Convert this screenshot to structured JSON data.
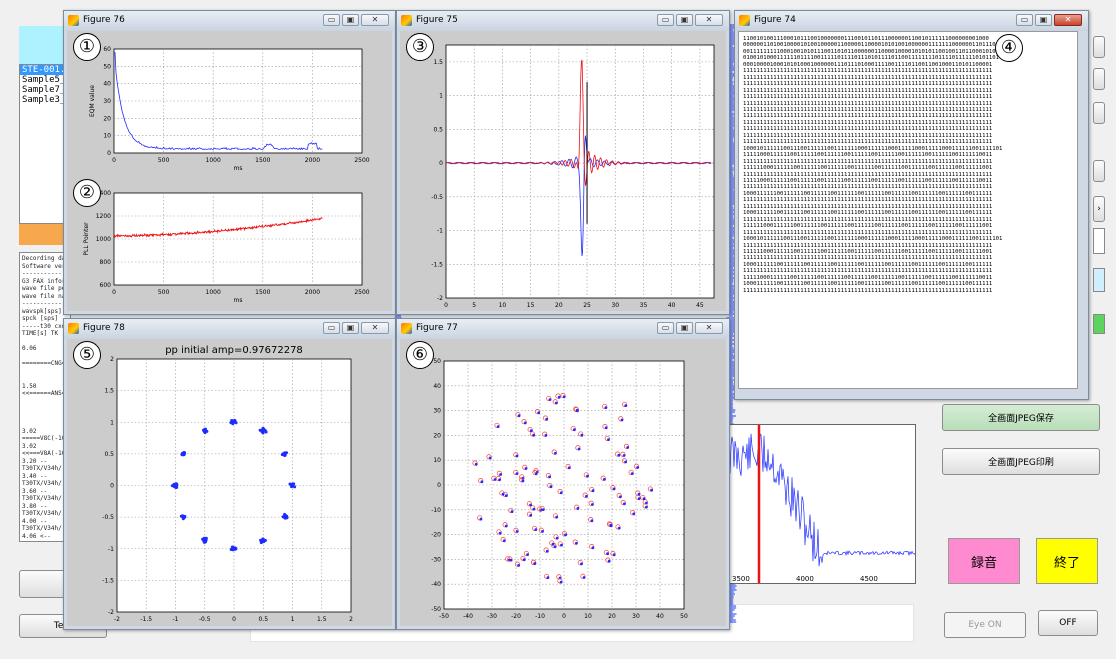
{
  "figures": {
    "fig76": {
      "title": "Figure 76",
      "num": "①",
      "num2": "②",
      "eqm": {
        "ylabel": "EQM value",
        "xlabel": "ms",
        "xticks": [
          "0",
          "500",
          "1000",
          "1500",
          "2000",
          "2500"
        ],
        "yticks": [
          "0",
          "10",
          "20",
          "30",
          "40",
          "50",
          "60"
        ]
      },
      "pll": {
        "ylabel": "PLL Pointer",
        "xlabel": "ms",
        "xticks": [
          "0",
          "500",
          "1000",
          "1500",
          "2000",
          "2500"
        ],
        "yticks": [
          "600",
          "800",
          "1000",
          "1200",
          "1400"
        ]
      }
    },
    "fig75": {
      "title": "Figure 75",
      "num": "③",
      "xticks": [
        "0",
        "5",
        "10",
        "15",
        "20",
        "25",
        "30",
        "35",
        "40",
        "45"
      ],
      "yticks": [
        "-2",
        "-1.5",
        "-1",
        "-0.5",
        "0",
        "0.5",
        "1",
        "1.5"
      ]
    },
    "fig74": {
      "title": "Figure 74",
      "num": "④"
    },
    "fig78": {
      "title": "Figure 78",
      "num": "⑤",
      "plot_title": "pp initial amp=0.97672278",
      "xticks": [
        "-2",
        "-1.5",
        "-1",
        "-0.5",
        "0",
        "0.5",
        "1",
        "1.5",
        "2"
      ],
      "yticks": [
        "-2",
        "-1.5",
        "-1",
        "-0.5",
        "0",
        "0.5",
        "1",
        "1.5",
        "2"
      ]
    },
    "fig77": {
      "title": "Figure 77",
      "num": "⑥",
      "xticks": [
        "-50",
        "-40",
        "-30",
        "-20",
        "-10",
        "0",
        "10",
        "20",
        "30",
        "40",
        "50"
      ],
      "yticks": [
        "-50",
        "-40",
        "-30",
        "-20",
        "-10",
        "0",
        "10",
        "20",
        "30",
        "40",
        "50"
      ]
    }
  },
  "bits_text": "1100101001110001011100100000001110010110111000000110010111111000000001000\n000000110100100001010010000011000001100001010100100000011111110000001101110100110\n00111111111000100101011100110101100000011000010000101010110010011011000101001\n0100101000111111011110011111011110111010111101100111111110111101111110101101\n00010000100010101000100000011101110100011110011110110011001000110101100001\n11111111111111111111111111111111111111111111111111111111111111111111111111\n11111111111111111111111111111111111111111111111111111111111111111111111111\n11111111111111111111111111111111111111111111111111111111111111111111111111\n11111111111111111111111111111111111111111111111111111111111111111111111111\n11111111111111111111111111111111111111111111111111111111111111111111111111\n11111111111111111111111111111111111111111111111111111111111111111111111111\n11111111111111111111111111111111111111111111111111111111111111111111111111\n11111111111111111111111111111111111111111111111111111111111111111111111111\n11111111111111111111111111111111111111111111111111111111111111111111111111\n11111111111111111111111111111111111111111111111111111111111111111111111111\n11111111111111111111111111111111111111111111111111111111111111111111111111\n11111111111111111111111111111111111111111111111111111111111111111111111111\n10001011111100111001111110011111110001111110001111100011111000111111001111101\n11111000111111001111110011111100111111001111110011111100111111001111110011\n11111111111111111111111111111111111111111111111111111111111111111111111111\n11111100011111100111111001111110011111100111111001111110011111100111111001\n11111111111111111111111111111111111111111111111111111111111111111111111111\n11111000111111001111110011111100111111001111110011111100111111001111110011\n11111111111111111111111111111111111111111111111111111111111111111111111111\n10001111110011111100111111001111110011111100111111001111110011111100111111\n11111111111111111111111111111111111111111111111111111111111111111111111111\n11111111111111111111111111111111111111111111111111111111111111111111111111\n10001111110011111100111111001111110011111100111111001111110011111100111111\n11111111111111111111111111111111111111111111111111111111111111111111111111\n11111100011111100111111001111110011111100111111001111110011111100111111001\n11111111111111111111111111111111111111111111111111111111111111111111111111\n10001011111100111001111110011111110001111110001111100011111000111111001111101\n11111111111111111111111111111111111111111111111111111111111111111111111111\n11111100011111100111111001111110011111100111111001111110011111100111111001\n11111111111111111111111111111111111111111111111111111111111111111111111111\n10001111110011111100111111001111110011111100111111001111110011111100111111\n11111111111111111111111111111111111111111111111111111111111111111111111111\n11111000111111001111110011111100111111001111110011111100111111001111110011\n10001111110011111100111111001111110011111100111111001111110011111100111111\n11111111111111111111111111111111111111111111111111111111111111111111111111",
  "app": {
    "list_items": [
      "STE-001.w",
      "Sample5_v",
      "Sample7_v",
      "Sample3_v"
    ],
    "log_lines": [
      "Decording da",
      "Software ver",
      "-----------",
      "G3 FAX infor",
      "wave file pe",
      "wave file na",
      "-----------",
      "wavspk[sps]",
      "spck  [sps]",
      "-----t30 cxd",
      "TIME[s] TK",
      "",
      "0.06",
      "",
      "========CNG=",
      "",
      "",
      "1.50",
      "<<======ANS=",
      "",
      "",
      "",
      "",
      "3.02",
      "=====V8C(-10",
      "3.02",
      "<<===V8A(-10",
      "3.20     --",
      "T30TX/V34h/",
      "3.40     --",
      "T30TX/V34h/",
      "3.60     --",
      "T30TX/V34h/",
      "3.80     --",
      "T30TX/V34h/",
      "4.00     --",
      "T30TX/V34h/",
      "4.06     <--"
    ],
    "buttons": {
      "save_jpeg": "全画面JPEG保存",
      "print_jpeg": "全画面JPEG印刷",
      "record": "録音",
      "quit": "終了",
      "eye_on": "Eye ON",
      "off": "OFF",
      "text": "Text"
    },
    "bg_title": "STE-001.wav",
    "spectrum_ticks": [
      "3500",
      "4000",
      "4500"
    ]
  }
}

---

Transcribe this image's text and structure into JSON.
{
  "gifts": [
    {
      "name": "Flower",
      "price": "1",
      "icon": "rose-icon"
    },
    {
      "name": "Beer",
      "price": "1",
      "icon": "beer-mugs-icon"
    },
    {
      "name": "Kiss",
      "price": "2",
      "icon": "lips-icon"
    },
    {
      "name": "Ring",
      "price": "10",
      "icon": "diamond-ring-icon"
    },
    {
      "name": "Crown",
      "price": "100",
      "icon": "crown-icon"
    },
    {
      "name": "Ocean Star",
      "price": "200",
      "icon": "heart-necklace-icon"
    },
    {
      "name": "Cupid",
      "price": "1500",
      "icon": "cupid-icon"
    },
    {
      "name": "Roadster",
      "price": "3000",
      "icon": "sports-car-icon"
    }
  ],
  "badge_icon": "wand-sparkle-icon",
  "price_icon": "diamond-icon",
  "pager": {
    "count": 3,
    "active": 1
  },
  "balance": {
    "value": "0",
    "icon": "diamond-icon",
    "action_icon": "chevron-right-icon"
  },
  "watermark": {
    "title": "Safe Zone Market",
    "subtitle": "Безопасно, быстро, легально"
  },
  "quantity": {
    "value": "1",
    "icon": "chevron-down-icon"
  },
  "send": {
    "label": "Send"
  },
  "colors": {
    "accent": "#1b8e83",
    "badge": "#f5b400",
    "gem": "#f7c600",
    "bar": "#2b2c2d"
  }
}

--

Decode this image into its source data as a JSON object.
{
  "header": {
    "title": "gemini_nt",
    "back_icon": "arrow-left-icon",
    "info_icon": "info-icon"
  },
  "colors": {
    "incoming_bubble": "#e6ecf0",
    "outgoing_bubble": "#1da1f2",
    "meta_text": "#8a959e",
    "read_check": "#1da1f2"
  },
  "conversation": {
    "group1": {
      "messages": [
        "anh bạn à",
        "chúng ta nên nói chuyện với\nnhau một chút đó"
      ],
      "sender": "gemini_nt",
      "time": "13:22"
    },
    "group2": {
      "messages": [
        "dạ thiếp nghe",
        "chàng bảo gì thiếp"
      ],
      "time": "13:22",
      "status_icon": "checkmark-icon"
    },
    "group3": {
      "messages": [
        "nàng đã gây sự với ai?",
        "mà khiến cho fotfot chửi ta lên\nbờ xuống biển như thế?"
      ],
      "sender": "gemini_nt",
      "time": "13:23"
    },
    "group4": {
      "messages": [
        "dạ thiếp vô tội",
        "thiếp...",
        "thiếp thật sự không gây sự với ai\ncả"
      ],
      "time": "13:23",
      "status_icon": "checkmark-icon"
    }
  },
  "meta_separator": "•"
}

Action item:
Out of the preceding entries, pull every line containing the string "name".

Output:
      "name": "Flower",
      "name": "Beer",
      "name": "Kiss",
      "name": "Ring",
      "name": "Crown",
      "name": "Ocean Star",
      "name": "Cupid",
      "name": "Roadster",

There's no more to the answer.